Exercise data ::
=====

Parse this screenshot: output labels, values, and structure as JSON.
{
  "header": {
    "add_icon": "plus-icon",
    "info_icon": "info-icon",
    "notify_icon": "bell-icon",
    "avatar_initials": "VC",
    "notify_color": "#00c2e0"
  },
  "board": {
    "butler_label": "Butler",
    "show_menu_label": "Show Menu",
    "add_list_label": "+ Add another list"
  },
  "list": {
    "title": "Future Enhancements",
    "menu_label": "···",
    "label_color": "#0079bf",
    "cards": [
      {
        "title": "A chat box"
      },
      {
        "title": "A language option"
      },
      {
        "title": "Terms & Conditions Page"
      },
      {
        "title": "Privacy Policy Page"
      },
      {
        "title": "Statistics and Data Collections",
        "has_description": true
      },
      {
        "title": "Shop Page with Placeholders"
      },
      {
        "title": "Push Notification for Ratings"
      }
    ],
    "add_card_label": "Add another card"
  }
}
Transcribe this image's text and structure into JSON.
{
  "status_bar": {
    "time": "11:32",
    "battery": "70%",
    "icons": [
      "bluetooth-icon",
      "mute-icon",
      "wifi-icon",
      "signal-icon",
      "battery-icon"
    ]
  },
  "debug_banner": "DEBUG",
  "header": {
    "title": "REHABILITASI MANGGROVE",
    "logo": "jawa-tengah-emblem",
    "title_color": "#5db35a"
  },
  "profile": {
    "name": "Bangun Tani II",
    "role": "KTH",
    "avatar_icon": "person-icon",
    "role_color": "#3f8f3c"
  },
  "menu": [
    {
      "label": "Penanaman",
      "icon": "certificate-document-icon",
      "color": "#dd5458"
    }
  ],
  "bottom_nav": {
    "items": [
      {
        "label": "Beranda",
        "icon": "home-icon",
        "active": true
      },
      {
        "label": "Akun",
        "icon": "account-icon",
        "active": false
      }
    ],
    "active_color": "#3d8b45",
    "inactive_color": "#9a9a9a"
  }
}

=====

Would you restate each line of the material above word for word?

Task output ::
Parse this screenshot: output labels, values, and structure as JSON.
{
  "header": {
    "add_icon": "plus-icon",
    "info_icon": "info-icon",
    "notify_icon": "bell-icon",
    "avatar_initials": "VC",
    "notify_color": "#00c2e0"
  },
  "board": {
    "butler_label": "Butler",
    "show_menu_label": "Show Menu",
    "add_list_label": "+ Add another list"
  },
  "list": {
    "title": "Future Enhancements",
    "menu_label": "···",
    "label_color": "#0079bf",
    "cards": [
      {
        "title": "A chat box"
      },
      {
        "title": "A language option"
      },
      {
        "title": "Terms & Conditions Page"
      },
      {
        "title": "Privacy Policy Page"
      },
      {
        "title": "Statistics and Data Collections",
        "has_description": true
      },
      {
        "title": "Shop Page with Placeholders"
      },
      {
        "title": "Push Notification for Ratings"
      }
    ],
    "add_card_label": "Add another card"
  }
}
Transcribe this image's text and structure into JSON.
{
  "status_bar": {
    "time": "11:32",
    "battery": "70%",
    "icons": [
      "bluetooth-icon",
      "mute-icon",
      "wifi-icon",
      "signal-icon",
      "battery-icon"
    ]
  },
  "debug_banner": "DEBUG",
  "header": {
    "title": "REHABILITASI MANGGROVE",
    "logo": "jawa-tengah-emblem",
    "title_color": "#5db35a"
  },
  "profile": {
    "name": "Bangun Tani II",
    "role": "KTH",
    "avatar_icon": "person-icon",
    "role_color": "#3f8f3c"
  },
  "menu": [
    {
      "label": "Penanaman",
      "icon": "certificate-document-icon",
      "color": "#dd5458"
    }
  ],
  "bottom_nav": {
    "items": [
      {
        "label": "Beranda",
        "icon": "home-icon",
        "active": true
      },
      {
        "label": "Akun",
        "icon": "account-icon",
        "active": false
      }
    ],
    "active_color": "#3d8b45",
    "inactive_color": "#9a9a9a"
  }
}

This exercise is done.